EXERCISE INSTRUCTIONS
A full, exact copy of the records below is the required answer.

EXCERPTED RECORDS

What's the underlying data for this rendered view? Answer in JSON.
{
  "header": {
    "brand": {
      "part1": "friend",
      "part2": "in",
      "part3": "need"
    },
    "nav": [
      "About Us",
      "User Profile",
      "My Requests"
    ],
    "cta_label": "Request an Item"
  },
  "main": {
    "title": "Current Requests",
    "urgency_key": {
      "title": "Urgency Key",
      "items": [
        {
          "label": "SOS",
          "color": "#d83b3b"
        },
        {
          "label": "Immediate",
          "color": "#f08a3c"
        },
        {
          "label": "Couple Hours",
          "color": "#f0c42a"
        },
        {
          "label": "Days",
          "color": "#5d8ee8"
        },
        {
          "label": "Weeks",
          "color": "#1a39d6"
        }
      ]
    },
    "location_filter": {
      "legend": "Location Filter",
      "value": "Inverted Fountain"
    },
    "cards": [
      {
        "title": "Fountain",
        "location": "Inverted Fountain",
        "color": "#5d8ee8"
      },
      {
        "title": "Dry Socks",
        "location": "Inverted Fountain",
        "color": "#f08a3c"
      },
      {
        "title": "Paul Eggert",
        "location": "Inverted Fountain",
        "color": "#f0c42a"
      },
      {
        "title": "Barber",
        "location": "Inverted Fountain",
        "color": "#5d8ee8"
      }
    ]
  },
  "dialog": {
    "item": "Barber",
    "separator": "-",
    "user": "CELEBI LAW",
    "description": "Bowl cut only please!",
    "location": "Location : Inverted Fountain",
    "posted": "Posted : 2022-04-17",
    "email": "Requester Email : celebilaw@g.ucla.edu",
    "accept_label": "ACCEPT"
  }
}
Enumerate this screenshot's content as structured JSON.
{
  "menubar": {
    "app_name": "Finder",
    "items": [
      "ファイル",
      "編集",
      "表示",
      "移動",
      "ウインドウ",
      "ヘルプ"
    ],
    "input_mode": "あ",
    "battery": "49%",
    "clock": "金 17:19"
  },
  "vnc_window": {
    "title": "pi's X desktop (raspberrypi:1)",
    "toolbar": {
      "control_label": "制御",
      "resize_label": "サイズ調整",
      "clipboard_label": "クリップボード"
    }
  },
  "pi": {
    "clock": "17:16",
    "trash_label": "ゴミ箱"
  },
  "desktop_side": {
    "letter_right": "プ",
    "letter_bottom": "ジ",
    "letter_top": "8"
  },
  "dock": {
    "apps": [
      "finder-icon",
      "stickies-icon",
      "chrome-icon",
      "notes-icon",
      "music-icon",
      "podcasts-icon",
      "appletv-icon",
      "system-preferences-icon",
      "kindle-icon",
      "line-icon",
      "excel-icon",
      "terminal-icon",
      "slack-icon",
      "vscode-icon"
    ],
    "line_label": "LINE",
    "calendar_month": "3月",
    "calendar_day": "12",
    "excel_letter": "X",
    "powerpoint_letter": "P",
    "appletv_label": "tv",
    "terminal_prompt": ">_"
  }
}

RESULT
What's the underlying data for this rendered view? Answer in JSON.
{
  "header": {
    "brand": {
      "part1": "friend",
      "part2": "in",
      "part3": "need"
    },
    "nav": [
      "About Us",
      "User Profile",
      "My Requests"
    ],
    "cta_label": "Request an Item"
  },
  "main": {
    "title": "Current Requests",
    "urgency_key": {
      "title": "Urgency Key",
      "items": [
        {
          "label": "SOS",
          "color": "#d83b3b"
        },
        {
          "label": "Immediate",
          "color": "#f08a3c"
        },
        {
          "label": "Couple Hours",
          "color": "#f0c42a"
        },
        {
          "label": "Days",
          "color": "#5d8ee8"
        },
        {
          "label": "Weeks",
          "color": "#1a39d6"
        }
      ]
    },
    "location_filter": {
      "legend": "Location Filter",
      "value": "Inverted Fountain"
    },
    "cards": [
      {
        "title": "Fountain",
        "location": "Inverted Fountain",
        "color": "#5d8ee8"
      },
      {
        "title": "Dry Socks",
        "location": "Inverted Fountain",
        "color": "#f08a3c"
      },
      {
        "title": "Paul Eggert",
        "location": "Inverted Fountain",
        "color": "#f0c42a"
      },
      {
        "title": "Barber",
        "location": "Inverted Fountain",
        "color": "#5d8ee8"
      }
    ]
  },
  "dialog": {
    "item": "Barber",
    "separator": "-",
    "user": "CELEBI LAW",
    "description": "Bowl cut only please!",
    "location": "Location : Inverted Fountain",
    "posted": "Posted : 2022-04-17",
    "email": "Requester Email : celebilaw@g.ucla.edu",
    "accept_label": "ACCEPT"
  }
}
Enumerate this screenshot's content as structured JSON.
{
  "menubar": {
    "app_name": "Finder",
    "items": [
      "ファイル",
      "編集",
      "表示",
      "移動",
      "ウインドウ",
      "ヘルプ"
    ],
    "input_mode": "あ",
    "battery": "49%",
    "clock": "金 17:19"
  },
  "vnc_window": {
    "title": "pi's X desktop (raspberrypi:1)",
    "toolbar": {
      "control_label": "制御",
      "resize_label": "サイズ調整",
      "clipboard_label": "クリップボード"
    }
  },
  "pi": {
    "clock": "17:16",
    "trash_label": "ゴミ箱"
  },
  "desktop_side": {
    "letter_right": "プ",
    "letter_bottom": "ジ",
    "letter_top": "8"
  },
  "dock": {
    "apps": [
      "finder-icon",
      "stickies-icon",
      "chrome-icon",
      "notes-icon",
      "music-icon",
      "podcasts-icon",
      "appletv-icon",
      "system-preferences-icon",
      "kindle-icon",
      "line-icon",
      "excel-icon",
      "terminal-icon",
      "slack-icon",
      "vscode-icon"
    ],
    "line_label": "LINE",
    "calendar_month": "3月",
    "calendar_day": "12",
    "excel_letter": "X",
    "powerpoint_letter": "P",
    "appletv_label": "tv",
    "terminal_prompt": ">_"
  }
}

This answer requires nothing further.